Netflix was up 25% from June 8 to earnings last week. The stock was at $548 a share into the print, or 49 times next year’s earnings on an enterprise value to EBITDA (earnings before interest, tax and non-cash expenses) basis. That’s in-line with its 5-year average and well above the analyst average of roughly below 44 times. On the earnings print, Netflix wiped the floor on revenue and subscriber growth, as consumers stayed at home and signed up for Netflix. Earnings missed estimates on the lack of an expected tax benefit. And management said the explosive subscriber growth is temporary and a mere pull-forward of demand, rather than an accelerated growth trend. The market is now trying to price in the still-lofty growth rates expected for Netflix, which is also still fairly close to becoming free cash flow positive on a sustained basis. That would add more stability to the valuation. In any event, the stock fell as much as 10% from its level just before earnings and is down about 9% from that level as of Monday July 20.
“The second leg of the correction should be led by growth stocks after their dominance in June,” wrote Mike Wilson, Chief U.S. Equity Strategist at Morgan Stanley in a note.
Wilson also pointed out that near-term tech earnings estimates are too high. In most recessions, Wilson said, tech earnings estimates for the next 12 months fall harder than the average estimate on the S&P 500, but this year, they have only fallen 10% as much as S&P 500 estimates have. While S&P 500 earnings per share estimates for all of 2020 fell as much as 30% during the course of the year, tech estimates are only down a few percentage points, with many companies down in the single digits.
But Wilson says the idea that a tech company, one that can grow though economic headwinds, is purely growth and not at all cyclical, doesn’t fully make sense. Some forms of information technology spending are cyclical, as businesses need less tech capability when they scale down their businesses. But cloud spending, for example, is fighting against that uphill battle. As more businesses switch to cloud from traditional data storage, especially in the work-from-home environment, cloud spending may be getting a boost. Here lies the importance of Q2 tech earnings.
But on cyclicality elsewhere, ad spend comes down when brands see revenues come down, which they have. Facebook’s total 2020 EPS is expected to still be 2.5% below 2019’s, even though revenue is looking to grow to $77 billion from $70 billion, according to FactSet consensus estimates. And since the first quarter, when management cited a decline in ad spend contraction (meaning an improvement) in the few weeks ending the quarter, the stock has surged. It’s up 66% since its 2020 low in mid-March. The steam has been taken out of upward revisions to estimates while that stock run-up has happened, and estimates may still have to come down from here. Revenue has only been revised up 1% since Q1, according to internet analysts at Goldman Sachs.
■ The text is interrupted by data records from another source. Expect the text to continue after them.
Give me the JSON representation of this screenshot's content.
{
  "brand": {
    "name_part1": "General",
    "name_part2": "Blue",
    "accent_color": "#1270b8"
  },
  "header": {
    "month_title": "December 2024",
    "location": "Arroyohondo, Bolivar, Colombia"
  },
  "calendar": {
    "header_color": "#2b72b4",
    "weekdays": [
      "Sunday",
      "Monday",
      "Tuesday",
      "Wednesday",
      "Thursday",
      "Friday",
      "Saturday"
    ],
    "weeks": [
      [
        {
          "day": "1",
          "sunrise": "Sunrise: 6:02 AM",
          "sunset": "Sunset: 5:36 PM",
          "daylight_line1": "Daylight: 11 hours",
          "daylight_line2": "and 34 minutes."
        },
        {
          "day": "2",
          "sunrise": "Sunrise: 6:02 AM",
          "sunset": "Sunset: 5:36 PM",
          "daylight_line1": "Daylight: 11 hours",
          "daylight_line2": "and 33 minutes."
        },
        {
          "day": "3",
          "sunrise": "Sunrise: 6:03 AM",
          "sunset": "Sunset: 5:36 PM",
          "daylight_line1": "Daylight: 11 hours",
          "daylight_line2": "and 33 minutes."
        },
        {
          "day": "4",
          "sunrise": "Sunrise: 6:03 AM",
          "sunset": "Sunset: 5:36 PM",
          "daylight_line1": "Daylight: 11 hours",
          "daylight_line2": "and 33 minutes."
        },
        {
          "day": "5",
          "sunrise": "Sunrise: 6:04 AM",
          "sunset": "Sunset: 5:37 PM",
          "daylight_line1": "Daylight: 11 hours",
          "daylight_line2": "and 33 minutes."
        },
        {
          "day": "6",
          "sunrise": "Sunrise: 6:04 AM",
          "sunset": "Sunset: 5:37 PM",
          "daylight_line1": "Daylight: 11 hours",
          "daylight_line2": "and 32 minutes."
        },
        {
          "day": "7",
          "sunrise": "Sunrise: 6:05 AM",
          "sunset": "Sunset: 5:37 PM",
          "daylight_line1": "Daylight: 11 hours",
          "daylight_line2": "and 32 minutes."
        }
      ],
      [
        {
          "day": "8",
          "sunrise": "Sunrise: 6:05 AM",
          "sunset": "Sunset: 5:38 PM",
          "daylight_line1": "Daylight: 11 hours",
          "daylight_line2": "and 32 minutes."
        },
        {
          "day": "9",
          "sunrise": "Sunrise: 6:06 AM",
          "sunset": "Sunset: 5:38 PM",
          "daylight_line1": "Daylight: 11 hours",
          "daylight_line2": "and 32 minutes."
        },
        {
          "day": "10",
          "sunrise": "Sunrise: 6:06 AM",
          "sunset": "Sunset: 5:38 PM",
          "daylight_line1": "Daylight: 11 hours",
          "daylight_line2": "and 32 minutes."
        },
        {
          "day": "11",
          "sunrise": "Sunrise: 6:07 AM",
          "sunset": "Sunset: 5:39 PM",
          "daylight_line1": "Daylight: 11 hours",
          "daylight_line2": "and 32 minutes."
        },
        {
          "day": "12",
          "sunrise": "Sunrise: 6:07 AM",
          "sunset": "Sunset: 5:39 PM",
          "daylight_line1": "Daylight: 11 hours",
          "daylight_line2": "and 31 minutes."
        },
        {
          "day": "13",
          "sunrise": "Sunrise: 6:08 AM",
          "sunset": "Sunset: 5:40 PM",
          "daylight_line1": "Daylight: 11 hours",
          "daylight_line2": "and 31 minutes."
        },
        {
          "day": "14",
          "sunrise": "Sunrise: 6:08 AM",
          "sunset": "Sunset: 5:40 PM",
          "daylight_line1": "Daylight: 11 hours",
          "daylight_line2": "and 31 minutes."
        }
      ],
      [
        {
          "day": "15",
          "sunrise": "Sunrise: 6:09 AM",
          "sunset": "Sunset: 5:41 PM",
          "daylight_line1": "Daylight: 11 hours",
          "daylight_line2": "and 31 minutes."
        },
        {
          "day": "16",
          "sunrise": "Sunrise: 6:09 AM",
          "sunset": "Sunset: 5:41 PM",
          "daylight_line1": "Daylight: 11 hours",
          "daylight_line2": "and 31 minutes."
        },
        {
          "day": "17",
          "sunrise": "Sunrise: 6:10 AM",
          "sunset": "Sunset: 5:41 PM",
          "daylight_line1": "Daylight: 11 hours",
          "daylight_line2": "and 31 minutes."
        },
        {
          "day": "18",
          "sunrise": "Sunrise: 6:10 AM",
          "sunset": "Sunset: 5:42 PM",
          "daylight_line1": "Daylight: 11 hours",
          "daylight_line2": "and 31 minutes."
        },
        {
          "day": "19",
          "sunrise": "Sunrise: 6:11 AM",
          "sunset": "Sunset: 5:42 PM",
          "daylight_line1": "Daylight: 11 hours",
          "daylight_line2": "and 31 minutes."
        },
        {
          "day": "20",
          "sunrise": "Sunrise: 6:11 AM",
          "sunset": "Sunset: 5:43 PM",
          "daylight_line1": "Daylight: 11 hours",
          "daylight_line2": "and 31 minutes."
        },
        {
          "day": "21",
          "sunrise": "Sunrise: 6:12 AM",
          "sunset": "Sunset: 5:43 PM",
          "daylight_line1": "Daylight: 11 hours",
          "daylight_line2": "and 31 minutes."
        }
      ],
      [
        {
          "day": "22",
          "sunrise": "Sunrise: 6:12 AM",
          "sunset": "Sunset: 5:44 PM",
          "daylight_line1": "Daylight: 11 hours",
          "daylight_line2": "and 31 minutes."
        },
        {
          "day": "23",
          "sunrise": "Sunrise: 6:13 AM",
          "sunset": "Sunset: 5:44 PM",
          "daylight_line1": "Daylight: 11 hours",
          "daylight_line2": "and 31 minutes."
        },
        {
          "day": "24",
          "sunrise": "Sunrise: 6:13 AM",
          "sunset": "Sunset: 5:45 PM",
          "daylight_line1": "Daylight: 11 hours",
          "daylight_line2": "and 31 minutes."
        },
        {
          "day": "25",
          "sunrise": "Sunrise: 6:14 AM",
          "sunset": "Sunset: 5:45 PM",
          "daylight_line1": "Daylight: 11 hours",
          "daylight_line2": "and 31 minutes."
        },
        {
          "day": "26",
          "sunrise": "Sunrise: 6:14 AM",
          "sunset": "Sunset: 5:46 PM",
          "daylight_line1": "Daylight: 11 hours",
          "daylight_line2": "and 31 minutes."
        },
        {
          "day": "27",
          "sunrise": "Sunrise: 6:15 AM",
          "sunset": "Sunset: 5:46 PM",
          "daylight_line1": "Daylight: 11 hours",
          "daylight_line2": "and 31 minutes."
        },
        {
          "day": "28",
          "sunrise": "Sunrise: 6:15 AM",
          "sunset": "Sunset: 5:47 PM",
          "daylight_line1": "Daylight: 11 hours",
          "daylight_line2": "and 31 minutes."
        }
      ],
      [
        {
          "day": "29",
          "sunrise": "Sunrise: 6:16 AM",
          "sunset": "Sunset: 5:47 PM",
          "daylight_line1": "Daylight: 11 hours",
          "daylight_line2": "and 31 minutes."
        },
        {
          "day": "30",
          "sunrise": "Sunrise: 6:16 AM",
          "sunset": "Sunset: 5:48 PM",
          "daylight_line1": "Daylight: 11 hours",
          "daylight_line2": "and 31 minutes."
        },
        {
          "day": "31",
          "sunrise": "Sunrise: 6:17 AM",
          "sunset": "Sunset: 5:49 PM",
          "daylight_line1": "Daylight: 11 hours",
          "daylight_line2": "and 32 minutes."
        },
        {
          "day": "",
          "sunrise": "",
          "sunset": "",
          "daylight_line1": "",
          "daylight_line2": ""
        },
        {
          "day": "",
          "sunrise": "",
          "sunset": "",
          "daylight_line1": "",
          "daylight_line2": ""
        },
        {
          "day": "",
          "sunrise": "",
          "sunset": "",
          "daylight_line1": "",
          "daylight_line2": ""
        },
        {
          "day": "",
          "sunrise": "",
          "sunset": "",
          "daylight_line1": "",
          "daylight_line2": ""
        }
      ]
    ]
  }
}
Facebook’s valuation has exploded.
According to Goldman, Facebook is trading at about 25% higher than its average 3-year EV-to-EBITDA multiple, at 15 times forward one year. Google’s valuation metrics are identical to Facebook’s. Amazon, seeing an e-commece tailwind from COVID, is trading at 29 times EV-to-EBITDA, about 26% higher than its 3-year average. Microsoft, not mentioned in Goldman’s report, is trading at 20 times next year’s EBITDA, fairly high.
The expected revenue and earnings growth rates may support these valuations, but the expectations may be too high. It’s also possible that, regardless of the earnings estimates, the valuations over reflect the fundamentals.
The point: between the small dose of cyclicality found in these stocks, the recent stock-run up and the fact that COVID may not be as much of a long-term tailwind as investors think it is, these stocks may have to come down a bit on earnings. Let’s watch.